Sir Terence David John Pratchett, more commonly known as Terry Pratchett, is an English novelist, known for his frequently comical work in the fantasy genre. He is best known for his popular and long-running Discworld series of comic fantasy novels. Pratchett's first novel, THE CARPET PEOPLE, was published in 1971, and since his first Discworld novel (THE COLOR OF MAGIC) was published in 1983, he has written two books a year on average. Pratchett is also known for close collaboration on adaptations of his books.
Pratchett was the UK's bestselling author of the 1990s, and as of December 2007, he has sold more than 55 million books worldwide, with translations made into 36 languages. He is currently the second most-read writer in the UK, and seventh most-read non-US author in the US. In 2001, he won the Carnegie Medal for his children's novel THE AMAZING MAURICE AND HIS EDUCATED RODENTS.

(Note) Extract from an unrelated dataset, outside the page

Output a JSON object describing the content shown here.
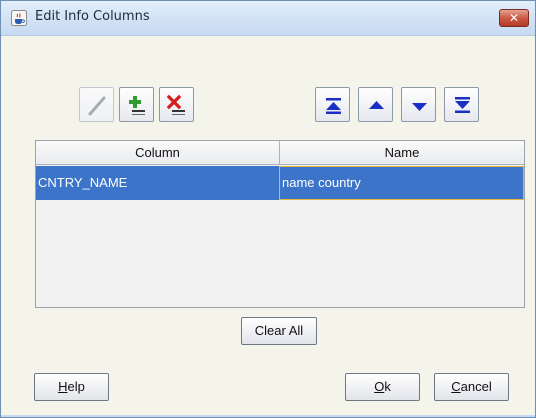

Pratchett was appointed Officer of the Order of the British Empire (OBE) "for services to literature" in 1998. He was knighted in the 2009 New Year Honours. In December 2007, Pratchett publicly announced that he was suffering from early onset Alzheimer's disease, subsequently making a substantial public donation to the Alzheimer's Research Trust, and filming a program chronicling his experiences with the disease for the BBC.